(Your instructions): Please return every line of the records below that holds the word "things".

Data about app and page elements
________________________________________

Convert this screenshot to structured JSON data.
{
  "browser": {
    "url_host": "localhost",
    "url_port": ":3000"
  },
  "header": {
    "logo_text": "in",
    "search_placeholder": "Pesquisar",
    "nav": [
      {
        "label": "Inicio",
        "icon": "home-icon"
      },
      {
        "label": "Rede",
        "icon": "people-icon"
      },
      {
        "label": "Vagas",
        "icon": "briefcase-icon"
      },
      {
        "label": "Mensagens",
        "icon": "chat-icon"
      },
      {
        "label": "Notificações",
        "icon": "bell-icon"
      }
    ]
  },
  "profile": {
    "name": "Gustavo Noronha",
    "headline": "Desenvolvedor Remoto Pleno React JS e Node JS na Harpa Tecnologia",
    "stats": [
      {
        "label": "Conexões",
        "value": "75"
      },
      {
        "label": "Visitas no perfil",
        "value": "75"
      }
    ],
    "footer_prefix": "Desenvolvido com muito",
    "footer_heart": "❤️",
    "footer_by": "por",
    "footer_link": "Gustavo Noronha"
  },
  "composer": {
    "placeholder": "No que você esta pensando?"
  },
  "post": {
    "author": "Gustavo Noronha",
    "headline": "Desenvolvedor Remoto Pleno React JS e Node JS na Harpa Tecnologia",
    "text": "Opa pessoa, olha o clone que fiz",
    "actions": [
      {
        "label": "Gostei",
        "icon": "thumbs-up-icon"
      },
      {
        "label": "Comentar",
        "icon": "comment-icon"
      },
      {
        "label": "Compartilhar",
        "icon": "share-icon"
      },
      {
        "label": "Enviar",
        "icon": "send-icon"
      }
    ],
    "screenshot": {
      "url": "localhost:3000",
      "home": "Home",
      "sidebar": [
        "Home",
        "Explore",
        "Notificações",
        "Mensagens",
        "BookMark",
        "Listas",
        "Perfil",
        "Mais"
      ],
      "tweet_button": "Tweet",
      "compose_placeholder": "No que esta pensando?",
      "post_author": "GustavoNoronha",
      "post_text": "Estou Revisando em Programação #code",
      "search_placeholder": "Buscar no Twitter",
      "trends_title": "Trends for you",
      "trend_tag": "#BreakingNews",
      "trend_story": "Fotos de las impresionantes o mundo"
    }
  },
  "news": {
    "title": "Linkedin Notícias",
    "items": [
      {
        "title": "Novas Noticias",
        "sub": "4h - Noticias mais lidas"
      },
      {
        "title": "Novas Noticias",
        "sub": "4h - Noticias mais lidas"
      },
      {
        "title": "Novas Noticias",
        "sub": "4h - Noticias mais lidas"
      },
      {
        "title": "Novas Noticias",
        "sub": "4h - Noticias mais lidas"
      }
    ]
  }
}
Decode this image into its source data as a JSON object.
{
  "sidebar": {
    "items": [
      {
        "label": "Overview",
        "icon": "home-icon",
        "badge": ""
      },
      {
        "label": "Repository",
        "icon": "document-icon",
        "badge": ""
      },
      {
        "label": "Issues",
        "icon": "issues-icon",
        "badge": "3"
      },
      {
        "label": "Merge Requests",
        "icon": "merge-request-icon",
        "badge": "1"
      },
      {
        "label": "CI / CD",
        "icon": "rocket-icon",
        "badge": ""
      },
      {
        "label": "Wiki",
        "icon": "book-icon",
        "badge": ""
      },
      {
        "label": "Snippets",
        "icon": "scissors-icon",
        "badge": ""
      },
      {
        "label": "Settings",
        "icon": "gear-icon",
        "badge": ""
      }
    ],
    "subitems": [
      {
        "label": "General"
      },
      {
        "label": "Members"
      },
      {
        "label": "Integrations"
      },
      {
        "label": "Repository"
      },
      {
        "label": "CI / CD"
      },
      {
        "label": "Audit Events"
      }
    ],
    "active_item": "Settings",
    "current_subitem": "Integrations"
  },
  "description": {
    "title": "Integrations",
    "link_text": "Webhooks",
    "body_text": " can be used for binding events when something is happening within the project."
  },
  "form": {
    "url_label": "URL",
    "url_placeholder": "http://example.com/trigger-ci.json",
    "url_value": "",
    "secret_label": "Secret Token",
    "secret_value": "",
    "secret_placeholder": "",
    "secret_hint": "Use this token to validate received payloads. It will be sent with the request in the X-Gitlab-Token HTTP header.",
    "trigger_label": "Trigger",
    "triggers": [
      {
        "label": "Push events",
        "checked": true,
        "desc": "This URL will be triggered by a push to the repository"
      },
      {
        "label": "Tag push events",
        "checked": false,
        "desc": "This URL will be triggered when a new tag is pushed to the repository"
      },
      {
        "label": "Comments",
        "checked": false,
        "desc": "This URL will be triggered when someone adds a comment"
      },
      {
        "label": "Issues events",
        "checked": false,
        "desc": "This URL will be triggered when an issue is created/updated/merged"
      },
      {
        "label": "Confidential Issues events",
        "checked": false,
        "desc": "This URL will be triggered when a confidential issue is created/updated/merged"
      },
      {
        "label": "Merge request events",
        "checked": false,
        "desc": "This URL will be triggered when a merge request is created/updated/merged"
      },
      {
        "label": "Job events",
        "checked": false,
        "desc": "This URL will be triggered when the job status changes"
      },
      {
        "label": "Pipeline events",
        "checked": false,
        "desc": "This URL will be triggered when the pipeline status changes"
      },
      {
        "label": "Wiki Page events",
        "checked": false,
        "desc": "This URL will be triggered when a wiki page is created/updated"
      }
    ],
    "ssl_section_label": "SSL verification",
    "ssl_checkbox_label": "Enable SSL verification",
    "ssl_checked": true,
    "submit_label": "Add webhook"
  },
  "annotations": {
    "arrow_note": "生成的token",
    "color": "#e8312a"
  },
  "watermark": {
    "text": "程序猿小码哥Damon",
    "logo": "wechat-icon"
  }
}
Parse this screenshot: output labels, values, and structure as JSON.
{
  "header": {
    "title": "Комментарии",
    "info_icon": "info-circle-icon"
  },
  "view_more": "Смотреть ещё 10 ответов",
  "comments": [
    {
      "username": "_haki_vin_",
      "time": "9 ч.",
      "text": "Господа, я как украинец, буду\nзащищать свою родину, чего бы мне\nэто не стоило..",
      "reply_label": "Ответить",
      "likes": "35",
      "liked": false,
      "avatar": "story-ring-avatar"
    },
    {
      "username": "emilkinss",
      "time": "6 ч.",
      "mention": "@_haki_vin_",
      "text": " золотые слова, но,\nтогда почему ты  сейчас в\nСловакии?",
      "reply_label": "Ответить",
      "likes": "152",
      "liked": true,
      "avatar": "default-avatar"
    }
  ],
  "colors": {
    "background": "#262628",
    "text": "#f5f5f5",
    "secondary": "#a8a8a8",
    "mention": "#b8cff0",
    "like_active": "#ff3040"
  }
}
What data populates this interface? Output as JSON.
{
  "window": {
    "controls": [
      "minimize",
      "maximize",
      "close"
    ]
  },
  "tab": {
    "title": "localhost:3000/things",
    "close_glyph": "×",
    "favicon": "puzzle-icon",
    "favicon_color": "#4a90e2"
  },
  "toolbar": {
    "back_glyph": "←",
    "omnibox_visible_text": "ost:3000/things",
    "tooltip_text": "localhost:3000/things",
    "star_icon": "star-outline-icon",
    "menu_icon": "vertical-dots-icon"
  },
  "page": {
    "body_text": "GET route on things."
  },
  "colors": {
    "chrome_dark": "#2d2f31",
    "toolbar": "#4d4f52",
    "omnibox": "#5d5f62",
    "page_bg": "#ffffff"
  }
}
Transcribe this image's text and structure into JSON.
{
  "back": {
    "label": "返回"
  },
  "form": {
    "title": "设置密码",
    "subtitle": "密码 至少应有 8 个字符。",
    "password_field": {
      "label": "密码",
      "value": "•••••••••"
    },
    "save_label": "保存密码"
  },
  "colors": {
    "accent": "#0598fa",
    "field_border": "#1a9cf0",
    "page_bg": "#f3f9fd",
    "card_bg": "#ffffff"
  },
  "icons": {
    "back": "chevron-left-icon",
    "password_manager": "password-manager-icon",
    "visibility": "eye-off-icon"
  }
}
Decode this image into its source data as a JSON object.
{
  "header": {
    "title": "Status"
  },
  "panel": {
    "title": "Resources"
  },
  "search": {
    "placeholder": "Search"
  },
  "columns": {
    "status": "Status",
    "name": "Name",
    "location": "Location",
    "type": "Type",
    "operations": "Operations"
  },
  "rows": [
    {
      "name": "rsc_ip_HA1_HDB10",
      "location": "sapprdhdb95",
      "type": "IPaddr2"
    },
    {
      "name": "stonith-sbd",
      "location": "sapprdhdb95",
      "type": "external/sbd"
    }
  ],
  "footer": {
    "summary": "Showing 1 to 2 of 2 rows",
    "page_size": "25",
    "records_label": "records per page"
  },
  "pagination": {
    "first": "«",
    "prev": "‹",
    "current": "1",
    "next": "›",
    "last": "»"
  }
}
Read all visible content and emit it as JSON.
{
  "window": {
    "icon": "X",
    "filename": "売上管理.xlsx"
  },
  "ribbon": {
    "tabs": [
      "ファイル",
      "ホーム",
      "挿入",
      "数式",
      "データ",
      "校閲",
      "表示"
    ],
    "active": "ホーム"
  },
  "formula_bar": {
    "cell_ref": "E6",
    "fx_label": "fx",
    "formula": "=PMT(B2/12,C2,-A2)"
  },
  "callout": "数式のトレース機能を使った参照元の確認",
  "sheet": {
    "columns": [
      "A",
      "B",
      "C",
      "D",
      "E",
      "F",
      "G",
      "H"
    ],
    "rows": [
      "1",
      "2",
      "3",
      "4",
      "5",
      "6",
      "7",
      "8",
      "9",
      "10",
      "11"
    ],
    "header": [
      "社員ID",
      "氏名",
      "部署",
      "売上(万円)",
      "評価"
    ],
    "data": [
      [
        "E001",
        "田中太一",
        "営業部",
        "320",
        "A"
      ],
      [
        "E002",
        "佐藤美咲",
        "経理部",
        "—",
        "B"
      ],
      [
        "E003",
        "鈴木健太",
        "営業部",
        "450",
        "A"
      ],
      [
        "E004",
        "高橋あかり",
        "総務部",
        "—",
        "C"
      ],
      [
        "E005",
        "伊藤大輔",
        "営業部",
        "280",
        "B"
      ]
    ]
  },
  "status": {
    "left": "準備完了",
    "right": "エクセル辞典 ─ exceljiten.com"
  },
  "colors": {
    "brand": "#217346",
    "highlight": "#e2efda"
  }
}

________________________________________

(Exercise output):
    "title": "localhost:3000/things",
    "omnibox_visible_text": "ost:3000/things",
    "tooltip_text": "localhost:3000/things",
    "body_text": "GET route on things."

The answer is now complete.